The construction of a new nuclear power plant in Somerset has been delayed again, threatening to derail the Government’s energy plans.
EDF Energy is supposed to be building the new nuclear power station at Hinkley in Somerset but ground preparation works, due to begin in August have been delayed.
It seems the election of François Hollande as President of France has dented the confidence of companies closely associated with nuclear power. France gets 75% of its power from nuclear and EDF Energy is one of the most pro-nuclear energy companies. However, 83% of EDF is owned by the French government and François Hollande has promised to cut back on nuclear power.
There are reports of rising reactor costs but the British government plans to cut greenhouse gas emissions and ensure energy security by replacing old nuclear power plants with modern ones. Already, as Utility Exchange reported recently, E.ON and RWE have pulled out of building new nuclear plants at Oldbury and Wylfa because of the increasing costs.
Without new nuclear power plants there are concerns that more energy will have to be imported and as a result we could see an even bigger rise in energy costs including business electricity prices.

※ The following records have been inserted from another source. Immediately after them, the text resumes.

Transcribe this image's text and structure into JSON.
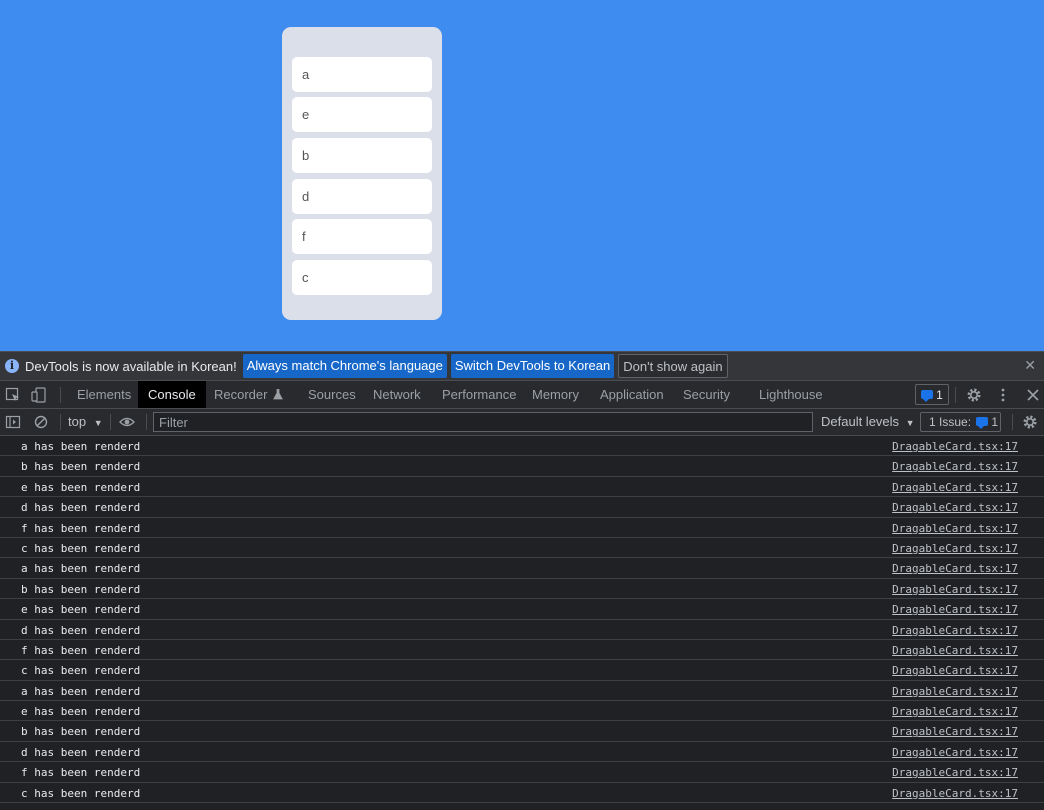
{
  "board": {
    "cards": [
      "a",
      "e",
      "b",
      "d",
      "f",
      "c"
    ]
  },
  "infobar": {
    "message": "DevTools is now available in Korean!",
    "buttons": [
      "Always match Chrome's language",
      "Switch DevTools to Korean",
      "Don't show again"
    ],
    "close": "✕"
  },
  "tabs": {
    "items": [
      "Elements",
      "Console",
      "Recorder",
      "Sources",
      "Network",
      "Performance",
      "Memory",
      "Application",
      "Security",
      "Lighthouse"
    ],
    "active": "Console",
    "issues_count": "1"
  },
  "console_toolbar": {
    "context": "top",
    "filter_placeholder": "Filter",
    "levels": "Default levels",
    "issue_text": "1 Issue:",
    "issue_count": "1"
  },
  "messages": [
    {
      "text": "a has been renderd",
      "source": "DragableCard.tsx:17"
    },
    {
      "text": "b has been renderd",
      "source": "DragableCard.tsx:17"
    },
    {
      "text": "e has been renderd",
      "source": "DragableCard.tsx:17"
    },
    {
      "text": "d has been renderd",
      "source": "DragableCard.tsx:17"
    },
    {
      "text": "f has been renderd",
      "source": "DragableCard.tsx:17"
    },
    {
      "text": "c has been renderd",
      "source": "DragableCard.tsx:17"
    },
    {
      "text": "a has been renderd",
      "source": "DragableCard.tsx:17"
    },
    {
      "text": "b has been renderd",
      "source": "DragableCard.tsx:17"
    },
    {
      "text": "e has been renderd",
      "source": "DragableCard.tsx:17"
    },
    {
      "text": "d has been renderd",
      "source": "DragableCard.tsx:17"
    },
    {
      "text": "f has been renderd",
      "source": "DragableCard.tsx:17"
    },
    {
      "text": "c has been renderd",
      "source": "DragableCard.tsx:17"
    },
    {
      "text": "a has been renderd",
      "source": "DragableCard.tsx:17"
    },
    {
      "text": "e has been renderd",
      "source": "DragableCard.tsx:17"
    },
    {
      "text": "b has been renderd",
      "source": "DragableCard.tsx:17"
    },
    {
      "text": "d has been renderd",
      "source": "DragableCard.tsx:17"
    },
    {
      "text": "f has been renderd",
      "source": "DragableCard.tsx:17"
    },
    {
      "text": "c has been renderd",
      "source": "DragableCard.tsx:17"
    }
  ]
}
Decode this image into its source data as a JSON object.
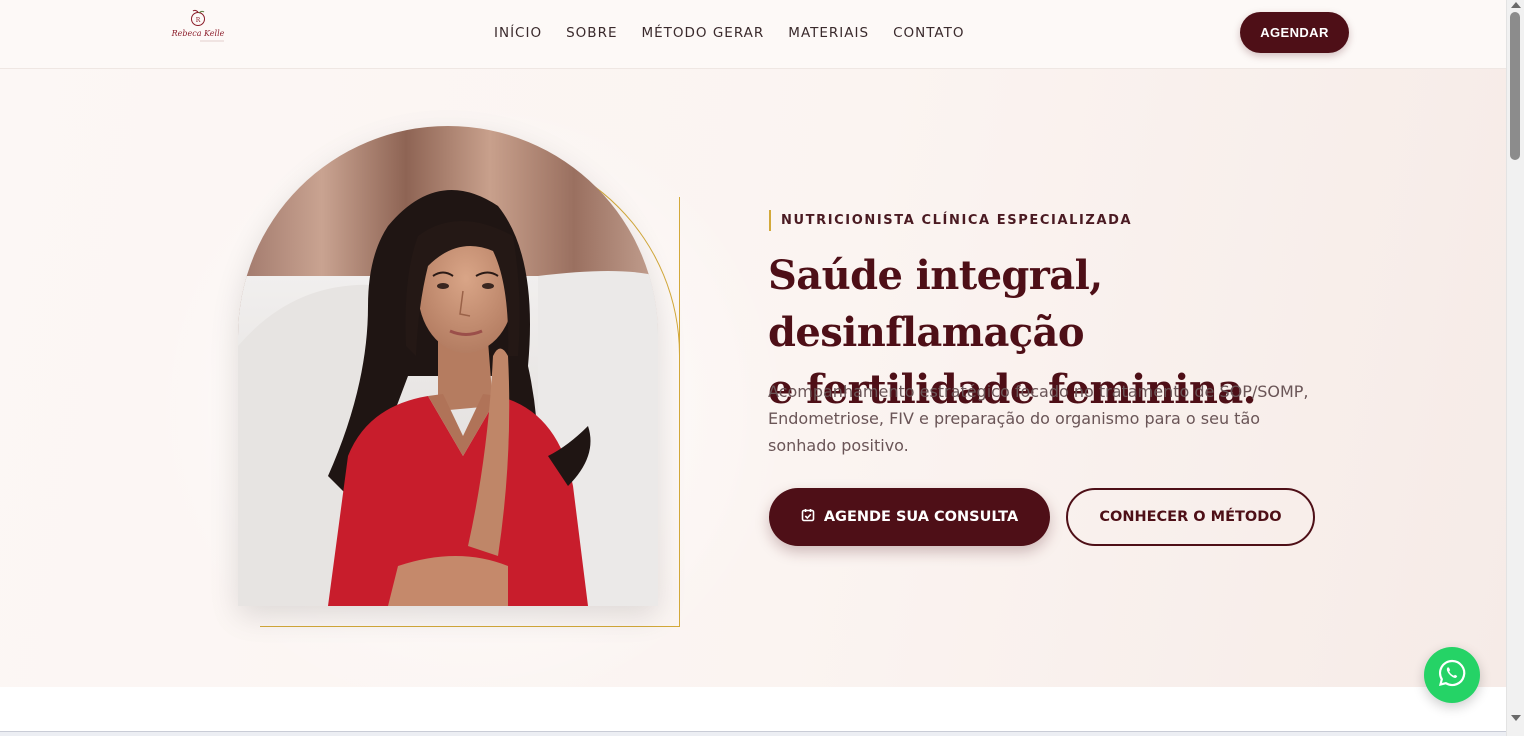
{
  "brand": {
    "logo_text": "Rebeca Kelle",
    "logo_sub": "NUTRICIONISTA"
  },
  "nav": {
    "items": [
      "INÍCIO",
      "SOBRE",
      "MÉTODO GERAR",
      "MATERIAIS",
      "CONTATO"
    ]
  },
  "header": {
    "cta_label": "AGENDAR"
  },
  "hero": {
    "eyebrow": "NUTRICIONISTA CLÍNICA ESPECIALIZADA",
    "headline_line1": "Saúde integral, desinflamação",
    "headline_line2": "e fertilidade feminina.",
    "lead": "Acompanhamento estratégico focado no tratamento de SOP/SOMP, Endometriose, FIV e preparação do organismo para o seu tão sonhado positivo.",
    "primary_cta": "AGENDE SUA CONSULTA",
    "secondary_cta": "CONHECER O MÉTODO"
  },
  "icons": {
    "primary_cta_icon": "calendar-check-icon",
    "floating": "whatsapp-icon"
  },
  "colors": {
    "brand": "#4e0f17",
    "accent_gold": "#d3a93a",
    "whatsapp": "#25d366"
  }
}
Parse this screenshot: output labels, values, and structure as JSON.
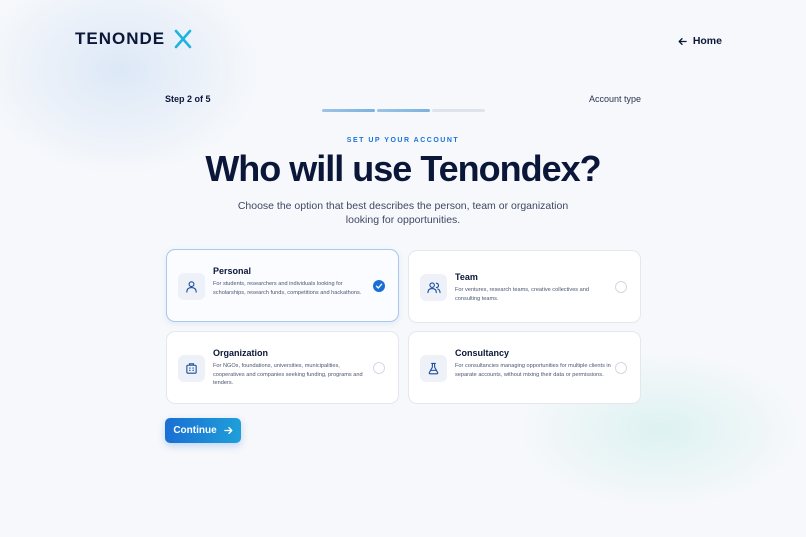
{
  "brand": {
    "name": "TENONDE",
    "accent": "#1fb3e0"
  },
  "nav": {
    "home_label": "Home"
  },
  "progress": {
    "step_label": "Step 2 of 5",
    "current_step": 2,
    "total_steps": 5,
    "section_label": "Account type"
  },
  "header": {
    "eyebrow": "SET UP YOUR ACCOUNT",
    "title": "Who will use Tenondex?",
    "subtitle": "Choose the option that best describes the person, team or organization looking for opportunities."
  },
  "options": [
    {
      "title": "Personal",
      "description": "For students, researchers and individuals looking for scholarships, research funds, competitions and hackathons.",
      "icon": "person-icon",
      "selected": true
    },
    {
      "title": "Team",
      "description": "For ventures, research teams, creative collectives and consulting teams.",
      "icon": "team-icon",
      "selected": false
    },
    {
      "title": "Organization",
      "description": "For NGOs, foundations, universities, municipalities, cooperatives and companies seeking funding, programs and tenders.",
      "icon": "building-icon",
      "selected": false
    },
    {
      "title": "Consultancy",
      "description": "For consultancies managing opportunities for multiple clients in separate accounts, without mixing their data or permissions.",
      "icon": "flask-icon",
      "selected": false
    }
  ],
  "actions": {
    "continue_label": "Continue"
  },
  "colors": {
    "primary": "#1a6fd4",
    "text": "#0b1738"
  }
}
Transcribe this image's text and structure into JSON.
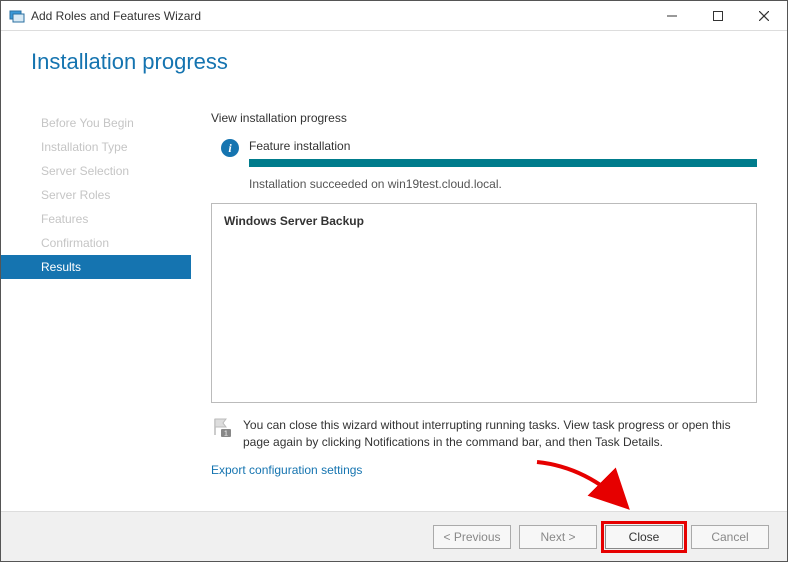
{
  "window": {
    "title": "Add Roles and Features Wizard"
  },
  "header": {
    "title": "Installation progress"
  },
  "sidebar": {
    "items": [
      {
        "label": "Before You Begin"
      },
      {
        "label": "Installation Type"
      },
      {
        "label": "Server Selection"
      },
      {
        "label": "Server Roles"
      },
      {
        "label": "Features"
      },
      {
        "label": "Confirmation"
      },
      {
        "label": "Results"
      }
    ],
    "active_index": 6
  },
  "main": {
    "section_title": "View installation progress",
    "status_label": "Feature installation",
    "status_message": "Installation succeeded on win19test.cloud.local.",
    "feature_list": "Windows Server Backup",
    "note_text": "You can close this wizard without interrupting running tasks. View task progress or open this page again by clicking Notifications in the command bar, and then Task Details.",
    "export_link": "Export configuration settings"
  },
  "footer": {
    "previous": "< Previous",
    "next": "Next >",
    "close": "Close",
    "cancel": "Cancel"
  }
}
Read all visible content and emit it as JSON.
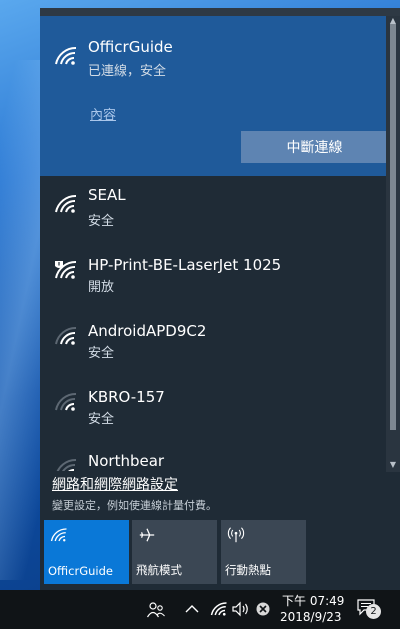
{
  "connected": {
    "ssid": "OfficrGuide",
    "status": "已連線，安全",
    "properties_label": "內容",
    "disconnect_label": "中斷連線"
  },
  "networks": [
    {
      "ssid": "SEAL",
      "status": "安全"
    },
    {
      "ssid": "HP-Print-BE-LaserJet 1025",
      "status": "開放"
    },
    {
      "ssid": "AndroidAPD9C2",
      "status": "安全"
    },
    {
      "ssid": "KBRO-157",
      "status": "安全"
    },
    {
      "ssid": "Northbear",
      "status": ""
    }
  ],
  "settings": {
    "title": "網路和網際網路設定",
    "description": "變更設定，例如使連線計量付費。"
  },
  "quick_actions": [
    {
      "label": "OfficrGuide",
      "icon": "wifi-icon",
      "active": true
    },
    {
      "label": "飛航模式",
      "icon": "airplane-icon",
      "active": false
    },
    {
      "label": "行動熱點",
      "icon": "hotspot-icon",
      "active": false
    }
  ],
  "taskbar": {
    "time": "下午 07:49",
    "date": "2018/9/23",
    "notification_count": "2"
  },
  "colors": {
    "accent": "#0a78d7",
    "panel_bg": "#1f2b36",
    "connected_bg": "#1f5a9a"
  }
}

The news that the work on the new power station at Hinkley will not begin until at least next year has pleased campaigners. Speaking from the Stop Hinkley Campaign, Crispin Aubrey, said “this is very good news. We’ve always argued that it’s appalling vandalism to destroy more than 400 acres of Somerset countryside before they even have permission to construct the proposed reactors. This is yet another sign that the UK’s dangerous nuclear enterprise is stumbling”.
Meanwhile an EDF Energy spokesman said “We aim to start the earthworks as soon as practicable and all necessary steps are being taken to ensure that work can start in good time”.
Energy companies have called for the government to make investment in nuclear power more attractive as part of its electricity market reform plans. The chief executive of Centrica, Sam Laidlaw, said recently, “The investment case for nuclear has yet to be proven”, while Vincent de Rivaz, chief executive of EDF, said “It is absolutely critical that the government continues to make steady, tangible progress with its electricity market reform plans”.